(Saved data entries)

"""

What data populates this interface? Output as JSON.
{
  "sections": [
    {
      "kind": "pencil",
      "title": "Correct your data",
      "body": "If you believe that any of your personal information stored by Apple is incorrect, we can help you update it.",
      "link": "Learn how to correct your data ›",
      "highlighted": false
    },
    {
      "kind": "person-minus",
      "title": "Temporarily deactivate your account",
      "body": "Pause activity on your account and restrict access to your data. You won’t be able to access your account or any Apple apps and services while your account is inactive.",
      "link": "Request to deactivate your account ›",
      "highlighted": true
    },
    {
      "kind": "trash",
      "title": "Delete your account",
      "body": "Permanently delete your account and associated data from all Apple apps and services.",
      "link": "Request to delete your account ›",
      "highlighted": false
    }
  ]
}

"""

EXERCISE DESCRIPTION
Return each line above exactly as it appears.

EXERCISE RESULT
What data populates this interface? Output as JSON.
{
  "sections": [
    {
      "kind": "pencil",
      "title": "Correct your data",
      "body": "If you believe that any of your personal information stored by Apple is incorrect, we can help you update it.",
      "link": "Learn how to correct your data ›",
      "highlighted": false
    },
    {
      "kind": "person-minus",
      "title": "Temporarily deactivate your account",
      "body": "Pause activity on your account and restrict access to your data. You won’t be able to access your account or any Apple apps and services while your account is inactive.",
      "link": "Request to deactivate your account ›",
      "highlighted": true
    },
    {
      "kind": "trash",
      "title": "Delete your account",
      "body": "Permanently delete your account and associated data from all Apple apps and services.",
      "link": "Request to delete your account ›",
      "highlighted": false
    }
  ]
}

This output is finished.